HTML and CSS Reference
Sometimes we need to be able to collect data from the user and do something with it. A
simple example is prompting the user for a name and writing the name to the document.
We would store the name in a variable . You probably took a math course at some point
and used x and y as variables in equations as placeholders for values. The same princi-
can change. Robust programming languages like C++ and Java have all kinds of rules
worry about what type of data is contained in a variable.
Are there any tips for creating variable names?
It really is something of an art form, but first of all, you want to create a variable name that
describes the data it contains. The underscore, or uppercase character, can be used for read-
ability to imply more than one word. Do not use other special characters, though. Stick to
names that could be used for a product code:
isn't necessary but it is good programming practice. We can assign data to a variable
using the assignment operator, the equals sign (=). A variable can contain a number or a
string. A string is encapsulated in quotes, and can contain alphabetic characters, spaces,
numbers, and special characters. For instance, a string can be a last name, e-mail
address, street address, product code, or paragraph of information. Let's do a practice

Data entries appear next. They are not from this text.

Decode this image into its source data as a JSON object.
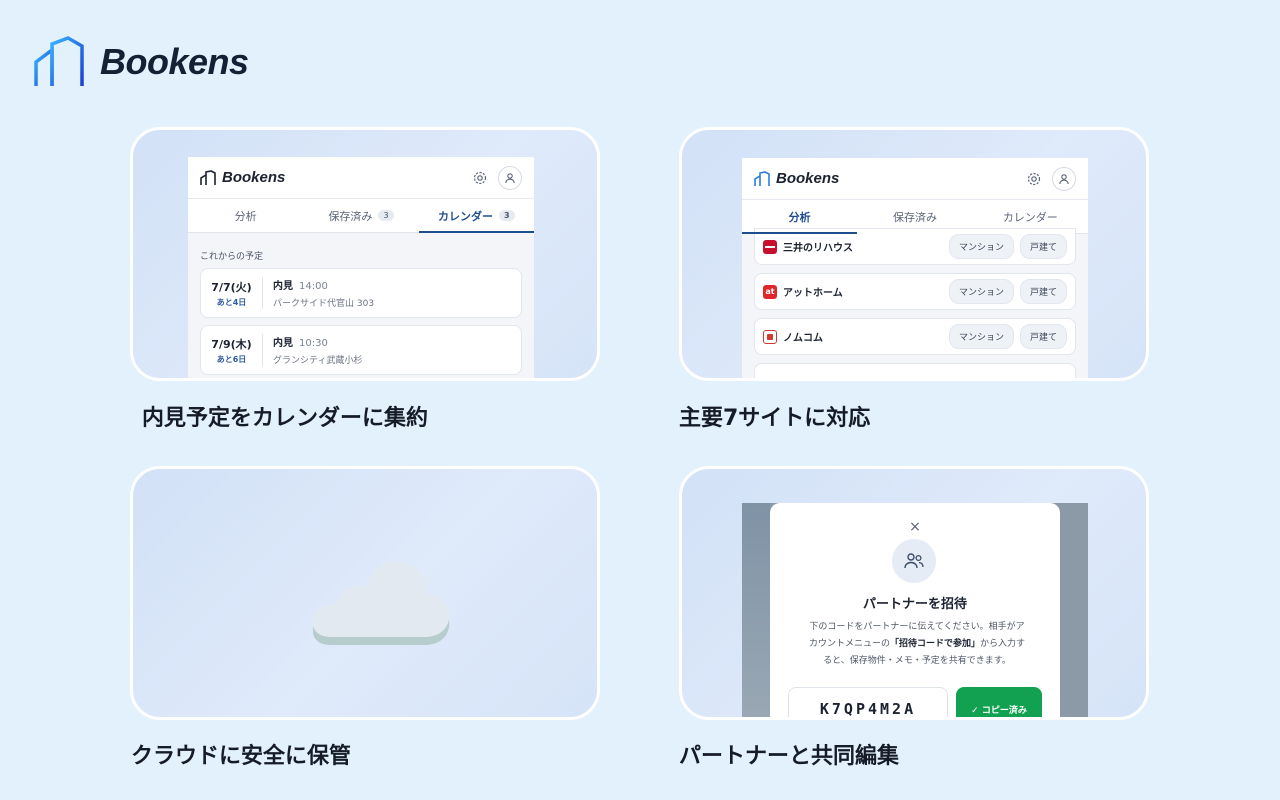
{
  "brand": {
    "name": "Bookens"
  },
  "cards": [
    {
      "caption": "内見予定をカレンダーに集約",
      "app_name": "Bookens",
      "tabs": [
        {
          "label": "分析",
          "badge": ""
        },
        {
          "label": "保存済み",
          "badge": "3"
        },
        {
          "label": "カレンダー",
          "badge": "3"
        }
      ],
      "section_label": "これからの予定",
      "events": [
        {
          "date": "7/7(火)",
          "left": "あと4日",
          "title": "内見",
          "time": "14:00",
          "address": "パークサイド代官山 303"
        },
        {
          "date": "7/9(木)",
          "left": "あと6日",
          "title": "内見",
          "time": "10:30",
          "address": "グランシティ武蔵小杉"
        }
      ]
    },
    {
      "caption": "主要7サイトに対応",
      "app_name": "Bookens",
      "tabs": [
        {
          "label": "分析"
        },
        {
          "label": "保存済み"
        },
        {
          "label": "カレンダー"
        }
      ],
      "sites": [
        {
          "name": "三井のリハウス",
          "logo_text": "",
          "color": "#c8102e",
          "pill1": "マンション",
          "pill2": "戸建て"
        },
        {
          "name": "アットホーム",
          "logo_text": "at",
          "color": "#e0262b",
          "pill1": "マンション",
          "pill2": "戸建て"
        },
        {
          "name": "ノムコム",
          "logo_text": "",
          "color": "#d13a2f",
          "pill1": "マンション",
          "pill2": "戸建て"
        }
      ]
    },
    {
      "caption": "クラウドに安全に保管"
    },
    {
      "caption": "パートナーと共同編集",
      "modal": {
        "close": "×",
        "title": "パートナーを招待",
        "desc_1": "下のコードをパートナーに伝えてください。相手がア",
        "desc_2a": "カウントメニューの",
        "desc_2b": "「招待コードで参加」",
        "desc_2c": "から入力す",
        "desc_3": "ると、保存物件・メモ・予定を共有できます。",
        "code": "K7QP4M2A",
        "copy_label": "✓ コピー済み"
      }
    }
  ]
}
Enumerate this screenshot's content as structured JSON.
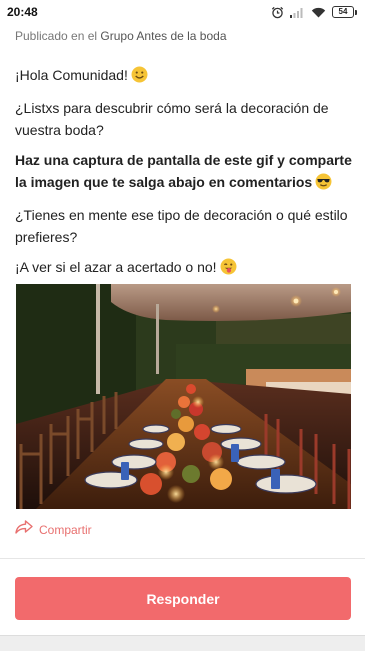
{
  "status_bar": {
    "time": "20:48",
    "battery": "54"
  },
  "post": {
    "published_prefix": "Publicado en el",
    "group_name": "Grupo Antes de la boda",
    "paragraphs": [
      "¡Hola Comunidad!",
      "¿Listxs para descubrir cómo será la decoración de vuestra boda?",
      "Haz una captura de pantalla de este gif y comparte la imagen que te salga abajo en comentarios",
      "¿Tienes en mente ese tipo de decoración o qué estilo prefieres?",
      "¡A ver si el azar a acertado o no!"
    ],
    "emoji_icons": [
      "smiling-face-icon",
      "sunglasses-face-icon",
      "tongue-wink-face-icon"
    ],
    "image_icon": "wedding-table-decoration-photo"
  },
  "actions": {
    "share_label": "Compartir",
    "reply_label": "Responder"
  },
  "colors": {
    "accent": "#f26a6c",
    "share_text": "#e8706f",
    "emoji": "#f6c436"
  }
}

exercise of assigning data to a variable and writing it to the document.
HANDS-ON PRACTICE 14.4
In this Hands-On Practice you will declare a variable, assign string data to it, and write

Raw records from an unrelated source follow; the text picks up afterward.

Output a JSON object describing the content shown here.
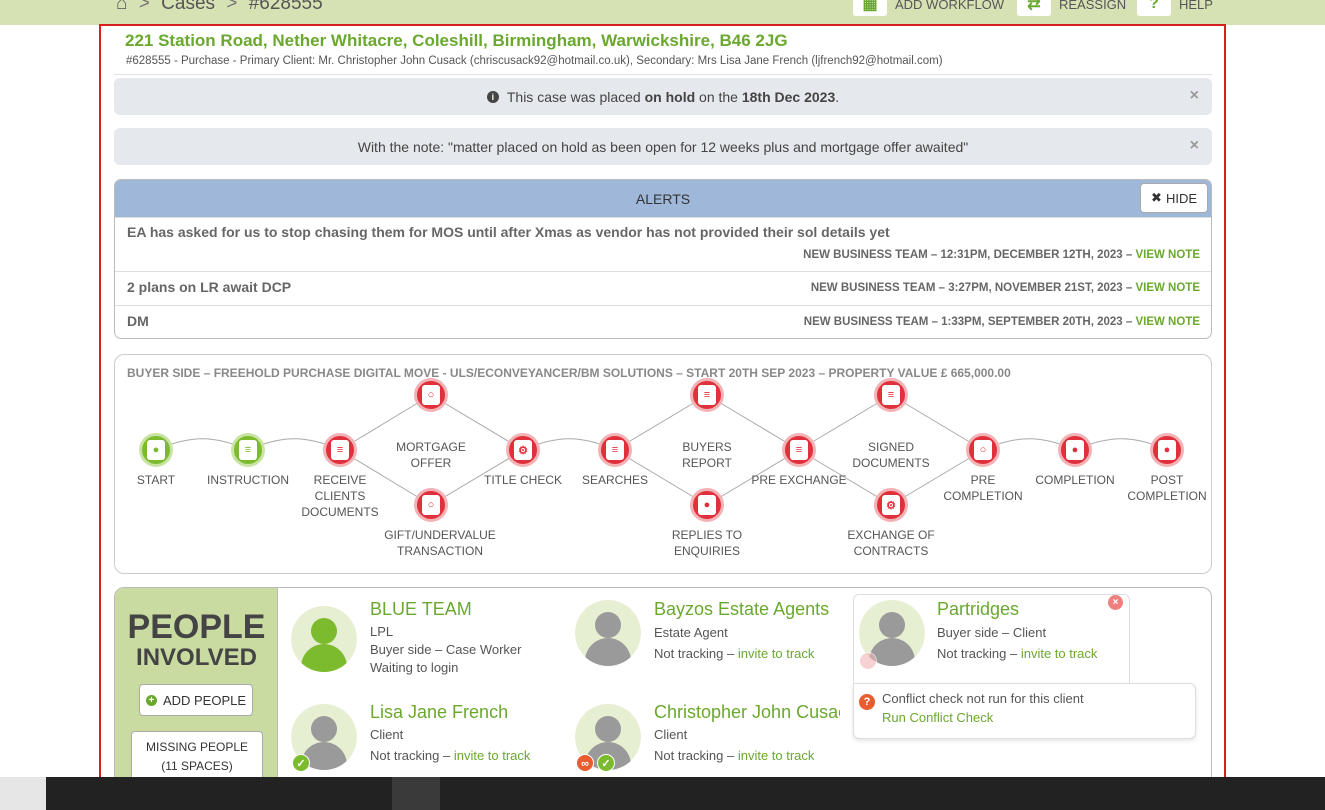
{
  "breadcrumb": {
    "home_icon": "home-icon",
    "cases": "Cases",
    "case_ref": "#628555",
    "separator": ">"
  },
  "toolbar": {
    "add_workflow": "ADD WORKFLOW",
    "reassign": "REASSIGN",
    "help": "HELP"
  },
  "case": {
    "address": "221 Station Road, Nether Whitacre, Coleshill, Birmingham, Warwickshire, B46 2JG",
    "subtitle": "#628555 - Purchase - Primary Client: Mr. Christopher John Cusack (chriscusack92@hotmail.co.uk), Secondary: Mrs Lisa Jane French (ljfrench92@hotmail.com)"
  },
  "banners": {
    "hold_pre": "This case was placed ",
    "hold_bold1": "on hold",
    "hold_mid": " on the ",
    "hold_bold2": "18th Dec 2023",
    "hold_post": ".",
    "note": "With the note: \"matter placed on hold as been open for 12 weeks plus and mortgage offer awaited\"",
    "close": "×"
  },
  "alerts": {
    "title": "ALERTS",
    "hide_label": "HIDE",
    "items": [
      {
        "text": "EA has asked for us to stop chasing them for MOS until after Xmas as vendor has not provided their sol details yet",
        "meta": "NEW BUSINESS TEAM – 12:31PM, DECEMBER 12TH, 2023 – ",
        "link": "VIEW NOTE"
      },
      {
        "text": "2 plans on LR await DCP",
        "meta": "NEW BUSINESS TEAM – 3:27PM, NOVEMBER 21ST, 2023 – ",
        "link": "VIEW NOTE"
      },
      {
        "text": "DM",
        "meta": "NEW BUSINESS TEAM – 1:33PM, SEPTEMBER 20TH, 2023 – ",
        "link": "VIEW NOTE"
      }
    ]
  },
  "workflow": {
    "title": "BUYER SIDE – FREEHOLD PURCHASE DIGITAL MOVE - ULS/ECONVEYANCER/BM SOLUTIONS – START 20TH SEP 2023 – PROPERTY VALUE £ 665,000.00",
    "nodes": [
      {
        "id": "start",
        "l1": "START",
        "l2": "",
        "l3": "",
        "status": "green"
      },
      {
        "id": "instruction",
        "l1": "INSTRUCTION",
        "l2": "",
        "l3": "",
        "status": "green"
      },
      {
        "id": "receive",
        "l1": "RECEIVE",
        "l2": "CLIENTS",
        "l3": "DOCUMENTS",
        "status": "red"
      },
      {
        "id": "mortgage",
        "l1": "MORTGAGE",
        "l2": "OFFER",
        "l3": "",
        "status": "red"
      },
      {
        "id": "gift",
        "l1": "GIFT/UNDERVALUE",
        "l2": "TRANSACTION",
        "l3": "",
        "status": "red"
      },
      {
        "id": "title",
        "l1": "TITLE CHECK",
        "l2": "",
        "l3": "",
        "status": "red"
      },
      {
        "id": "searches",
        "l1": "SEARCHES",
        "l2": "",
        "l3": "",
        "status": "red"
      },
      {
        "id": "buyers",
        "l1": "BUYERS",
        "l2": "REPORT",
        "l3": "",
        "status": "red"
      },
      {
        "id": "replies",
        "l1": "REPLIES TO",
        "l2": "ENQUIRIES",
        "l3": "",
        "status": "red"
      },
      {
        "id": "preex",
        "l1": "PRE EXCHANGE",
        "l2": "",
        "l3": "",
        "status": "red"
      },
      {
        "id": "signed",
        "l1": "SIGNED",
        "l2": "DOCUMENTS",
        "l3": "",
        "status": "red"
      },
      {
        "id": "exchange",
        "l1": "EXCHANGE OF",
        "l2": "CONTRACTS",
        "l3": "",
        "status": "red"
      },
      {
        "id": "precomp",
        "l1": "PRE",
        "l2": "COMPLETION",
        "l3": "",
        "status": "red"
      },
      {
        "id": "completion",
        "l1": "COMPLETION",
        "l2": "",
        "l3": "",
        "status": "red"
      },
      {
        "id": "postcomp",
        "l1": "POST",
        "l2": "COMPLETION",
        "l3": "",
        "status": "red"
      }
    ]
  },
  "people": {
    "title1": "PEOPLE",
    "title2": "INVOLVED",
    "add_label": "ADD PEOPLE",
    "missing1": "MISSING PEOPLE",
    "missing2": "(11 SPACES)",
    "list": [
      {
        "name": "BLUE TEAM",
        "l1": "LPL",
        "l2": "Buyer side – Case Worker",
        "l3": "Waiting to login",
        "link": ""
      },
      {
        "name": "Bayzos Estate Agents",
        "l1": "Estate Agent",
        "l2": "Not tracking – ",
        "l3": "",
        "link": "invite to track"
      },
      {
        "name": "Partridges",
        "l1": "Buyer side – Client",
        "l2": "Not tracking – ",
        "l3": "",
        "link": "invite to track"
      },
      {
        "name": "Lisa Jane French",
        "l1": "Client",
        "l2": "Not tracking – ",
        "l3": "",
        "link": "invite to track"
      },
      {
        "name": "Christopher John Cusack",
        "l1": "Client",
        "l2": "Not tracking – ",
        "l3": "",
        "link": "invite to track"
      }
    ],
    "conflict_text": "Conflict check not run for this client",
    "conflict_link": "Run Conflict Check"
  },
  "colors": {
    "accent": "#6aa82e",
    "alert_header": "#9fb8d9",
    "node_red": "#e0303b",
    "node_green": "#7dbb2e",
    "frame": "#d62020"
  }
}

it to the document.
Open a text editor and type the following:
<!DOCTYPE html PUBLIC "-//W3C//DTD XHTML 1.0 Transitional//EN"
<html xmlns="http://www.w3.org/1999/xhtml" lang="en" xml:lang="en">